Before Robinson Cano’s seventh-inning grand slam blew it open, Monday’ night’s 8-2 Yankee win over the Royals was a nice little ballgame. Chad Gaudin walked Mitch Maier to start the game, then retired eight straight before Maier came back around and pulled a ball just inside the right-field line the first Royals hit of the game. The Yankees broke a scoreless tie in the bottom of the fourth on a double by Cano and singles by Jorge Posada and Eric Hinske, who made his first start at third base as a Yankee amid a bench-heavy, post-clincher lineup that included Ramiro Peña at shorstop, Juan Miranda at first base, Francisco Cervelli behind the plate (Posada was the DH), and Shelley Duncan in right field.
Mark Teahen got the Royals on the board by leading off the fifth with a game-tying opposite-field solo shot of Gaudin. Cervelli led off the fifth with a single, but was thrown out at second when Ramiro Peña failed to hold up his end of a hit-and-run (he got the sign, but missed the pitch). Peña then went from goat to hero on the next pitch, which he got under and lifted to the front row in right field for a Yankee Stadium homer, the first tater of Peña’s young career.
In a game that otherwise meant very little, the Yankee dugout’s reaction to Peña’s homer was the highlight. As soon as the bench began to celebrate, Alex Rodriguez jumped into action to organize the popular silent treatment often given to rookies following their first career homer (you might remember the Phillies giving it to John Mayberry Jr. at the stadium earlier this year). Alex grabbed the celebrating Jeter by his hoodie and dragged him back to his perch behind the dugout screen, then waived the others back to their seats.
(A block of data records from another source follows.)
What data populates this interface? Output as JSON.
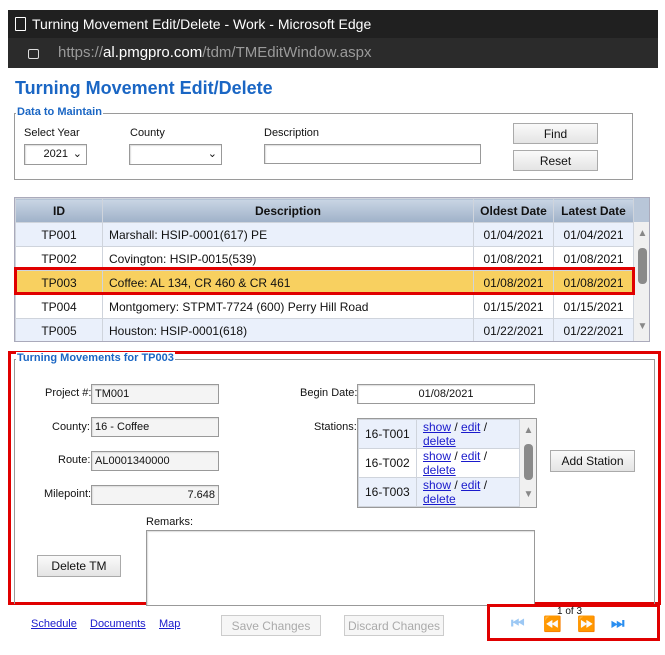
{
  "browser": {
    "title": "Turning Movement Edit/Delete - Work - Microsoft Edge",
    "url_prefix": "https://",
    "url_domain": "al.pmgpro.com",
    "url_path": "/tdm/TMEditWindow.aspx"
  },
  "page_title": "Turning Movement Edit/Delete",
  "filter": {
    "legend": "Data to Maintain",
    "year_label": "Select Year",
    "year_value": "2021",
    "county_label": "County",
    "county_value": "",
    "description_label": "Description",
    "description_value": "",
    "find": "Find",
    "reset": "Reset"
  },
  "grid": {
    "headers": [
      "ID",
      "Description",
      "Oldest Date",
      "Latest Date"
    ],
    "rows": [
      {
        "id": "TP001",
        "description": "Marshall: HSIP-0001(617) PE",
        "oldest": "01/04/2021",
        "latest": "01/04/2021"
      },
      {
        "id": "TP002",
        "description": "Covington: HSIP-0015(539)",
        "oldest": "01/08/2021",
        "latest": "01/08/2021"
      },
      {
        "id": "TP003",
        "description": "Coffee: AL 134, CR 460 & CR 461",
        "oldest": "01/08/2021",
        "latest": "01/08/2021"
      },
      {
        "id": "TP004",
        "description": "Montgomery: STPMT-7724 (600) Perry Hill Road",
        "oldest": "01/15/2021",
        "latest": "01/15/2021"
      },
      {
        "id": "TP005",
        "description": "Houston: HSIP-0001(618)",
        "oldest": "01/22/2021",
        "latest": "01/22/2021"
      }
    ],
    "selected_id": "TP003"
  },
  "detail": {
    "legend": "Turning Movements for TP003",
    "project_label": "Project #:",
    "project": "TM001",
    "county_label": "County:",
    "county": "16 - Coffee",
    "route_label": "Route:",
    "route": "AL0001340000",
    "milepoint_label": "Milepoint:",
    "milepoint": "7.648",
    "begin_label": "Begin Date:",
    "begin": "01/08/2021",
    "stations_label": "Stations:",
    "stations": [
      "16-T001",
      "16-T002",
      "16-T003"
    ],
    "show": "show",
    "edit": "edit",
    "delete": "delete",
    "sep": "/",
    "add_station": "Add Station",
    "remarks_label": "Remarks:",
    "remarks": "",
    "delete_tm": "Delete TM"
  },
  "footer": {
    "schedule": "Schedule",
    "documents": "Documents",
    "map": "Map",
    "save": "Save Changes",
    "discard": "Discard Changes",
    "pager": "1 of 3"
  }
}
Jeter and company instantly complied, sporting devilish grins as they took their places.
When Peña got to home plate, he received a dispassionate fist-bump from on-deck hitter Brett Gardner and from Melky Cabrera in the on-deck circle, but was ignored by his teammates as he entered the dugout. Joe Girardi couldn’t resist giving the rookie a high-five, but the others sat stone-faced as Peña put away his helmet and gloves. Then Jorge Posada clapped as if to cheer on Gardner, which was the signal for the team to swarm Peña. It was a great moment, captured beautifully by the YES cameras. I’m among those who believes that winning begets team chemistry, not the other way around, but it’s hard not to be impressed and enthused by the cohesiveness and amicability of this Yankee team. There seems to be genuine affection and good humor in that clubhouse, moreso even than on the business-like teams of the late-90s dynasty.
Peña’s homer gave the Yankees a brief 2-1 lead. The Royals answered back in the top of the sixth, tying the game on a Yuniesky Betancourt single, Billy Butler’s 51st double of the year, and a Mike Jacobs sac fly. The Yanks then returned serve again in the bottom of the sixth on a Posada double ultimately plated by a Shelly Duncan single. A Cervelli double in the seventh plated by a Peña single and Cano’s slam, all off Royals starter Luke Hochevar, put the game away in the seventh.
Gaudin turned in the best and deepest start of his Yankee career (6 2/3 IP, 4 H, 2 R, 2 BB, 5 K) and now feels like a lock for the postseason roster. Damaso Marte, who retired Alex Gordon to finish the seventh for Gaudin, helped his cause as well, as did Freddy Guzman, who pinch-ran for Duncan in the sixth and stole second on the first pitch to Miranda. Cervelli and Peña combined to go 4-for-8, each with a single and an extra-base hit. Peña drove in two. Shelley Duncan drove in another after striking out and grounding into a double play and held Maier to a single on his hit down the line in the third with a strong throw to second. Hinske had an RBI single, but didn’t get a chance to field a grounder at third base (just three pop ups). All surely benefited from facing the lowly Royals, but given that these final six games are like a brief spring-training period for the postseason, it’s nice to see the borderline players making their cases. Speaking of which, David Robertson could return to action Tuesday night, and Jerry Hairston Jr. will take batting practice as both try to prove they’re healthy enough to make the ALDS roster.
Meanwhile, potential ALDS opponents the Twins and Tigers were rained out in Detroit, resulting in a Tuesday day/night double-header which could knot the division if the Twins pull off an unlikely sweep against Morristown, NJ’s Rick Porcello and Detroit ace Justin Verlander. Down in Atlanta, former Tiger Jair Jurrjens pitched the Braves to their seventh-straight win, bringing them within two games of the idle Rockies in the still-interesting NL Wild Card race.